Janssens, I. A.
Canadell, J. G.
Curtis, P. S.
Law, B. E.
Limousin, J. M.
Monson, R. K.
Moors, E. J.
Munger, J. William
Piao, S. L.
AffiliationUniv Arizona, Tree Ring Res Lab
Univ Arizona, Sch Nat Resources & Environm
MetadataShow full item record
PublisherNATURE PUBLISHING GROUP
CitationAtmospheric deposition, CO2, and change in the land carbon sink 2017, 7 (1) Scientific Reports
Rights© The Author(s) 2017. Open Access This article is licensed under a Creative Commons Attribution 4.0 International License.

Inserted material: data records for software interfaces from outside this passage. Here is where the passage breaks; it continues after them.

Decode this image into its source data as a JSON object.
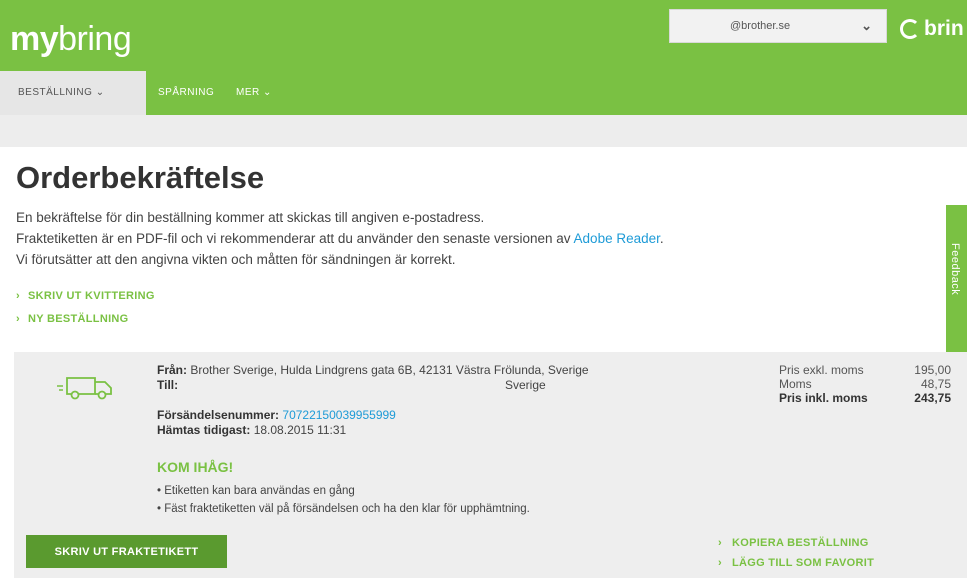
{
  "header": {
    "logo_my": "my",
    "logo_bring": "bring",
    "account_email": "@brother.se",
    "brand_text": "brin"
  },
  "nav": {
    "items": [
      {
        "label": "BESTÄLLNING ⌄"
      },
      {
        "label": "SPÅRNING"
      },
      {
        "label": "MER ⌄"
      }
    ]
  },
  "page": {
    "title": "Orderbekräftelse",
    "intro_line1": "En bekräftelse för din beställning kommer att skickas till angiven e-postadress.",
    "intro_line2_prefix": "Fraktetiketten är en PDF-fil och vi rekommenderar att du använder den senaste versionen av ",
    "intro_line2_link": "Adobe Reader",
    "intro_line2_suffix": ".",
    "intro_line3": "Vi förutsätter att den angivna vikten och måtten för sändningen är korrekt.",
    "links": [
      {
        "label": "SKRIV UT KVITTERING"
      },
      {
        "label": "NY BESTÄLLNING"
      }
    ]
  },
  "feedback": {
    "label": "Feedback"
  },
  "order": {
    "from_label": "Från:",
    "from_value": "Brother Sverige, Hulda Lindgrens gata 6B, 42131 Västra Frölunda, Sverige",
    "to_label": "Till:",
    "to_value": "Sverige",
    "shipment_label": "Försändelsenummer:",
    "shipment_number": "70722150039955999",
    "pickup_label": "Hämtas tidigast:",
    "pickup_value": "18.08.2015 11:31",
    "remember_title": "KOM IHÅG!",
    "bullets": [
      "• Etiketten kan bara användas en gång",
      "• Fäst fraktetiketten väl på försändelsen och ha den klar för upphämtning."
    ],
    "prices": [
      {
        "label": "Pris exkl. moms",
        "value": "195,00"
      },
      {
        "label": "Moms",
        "value": "48,75"
      },
      {
        "label": "Pris inkl. moms",
        "value": "243,75"
      }
    ],
    "print_button": "SKRIV UT FRAKTETIKETT",
    "bottom_links": [
      {
        "label": "KOPIERA BESTÄLLNING"
      },
      {
        "label": "LÄGG TILL SOM FAVORIT"
      }
    ]
  },
  "colors": {
    "brand_green": "#7ac143",
    "button_green": "#5a9a2f",
    "link_blue": "#1e9bd7"
  },
  "icons": [
    "chevron-down-icon",
    "chevron-right-icon",
    "truck-icon",
    "bring-logo-icon"
  ]
}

Collection InformationThis item from the UA Faculty Publications collection is made available by the University of Arizona with support from the University of Arizona Libraries. If you have questions, please contact us at firstname.lastname@example.org.
AbstractConcentrations of atmospheric carbon dioxide (CO2) have continued to increase whereas atmospheric deposition of sulphur and nitrogen has declined in Europe and the USA during recent decades. Using time series of flux observations from 23 forests distributed throughout Europe and the USA, and generalised mixed models, we found that forest-level net ecosystem production and gross primary production have increased by 1% annually from 1995 to 2011. Statistical models indicated that increasing atmospheric CO2 was the most important factor driving the increasing strength of carbon sinks in these forests. We also found that the reduction of sulphur deposition in Europe and the USA lead to higher recovery in ecosystem respiration than in gross primary production, thus limiting the increase of carbon sequestration. By contrast, trends in climate and nitrogen deposition did not significantly contribute to changing carbon fluxes during the studied period. Our findings support the hypothesis of a general CO2-fertilization effect on vegetation growth and suggest that, so far unknown, sulphur deposition plays a significant role in the carbon balance of forests in industrialized regions. Our results show the need to include the effects of changing atmospheric composition, beyond CO2, to assess future dynamics of carbon-climate feedbacks not currently considered in earth system/climate modelling.
VersionFinal published version
SponsorsEuropean Research Council Synergy grant [ERC-2013-SyG 610028-IMBALANCE-P]; Spanish Government grant [CGL2013-48074-P]; Catalan Government projects [SGR 2014-274, FI-2013]; Scientific Research - Flanders; Juan de la Cierva fellowship from the Spanish Ministry of Science and Innovation; GHG-Europe project; Australian Climate Change Science Programme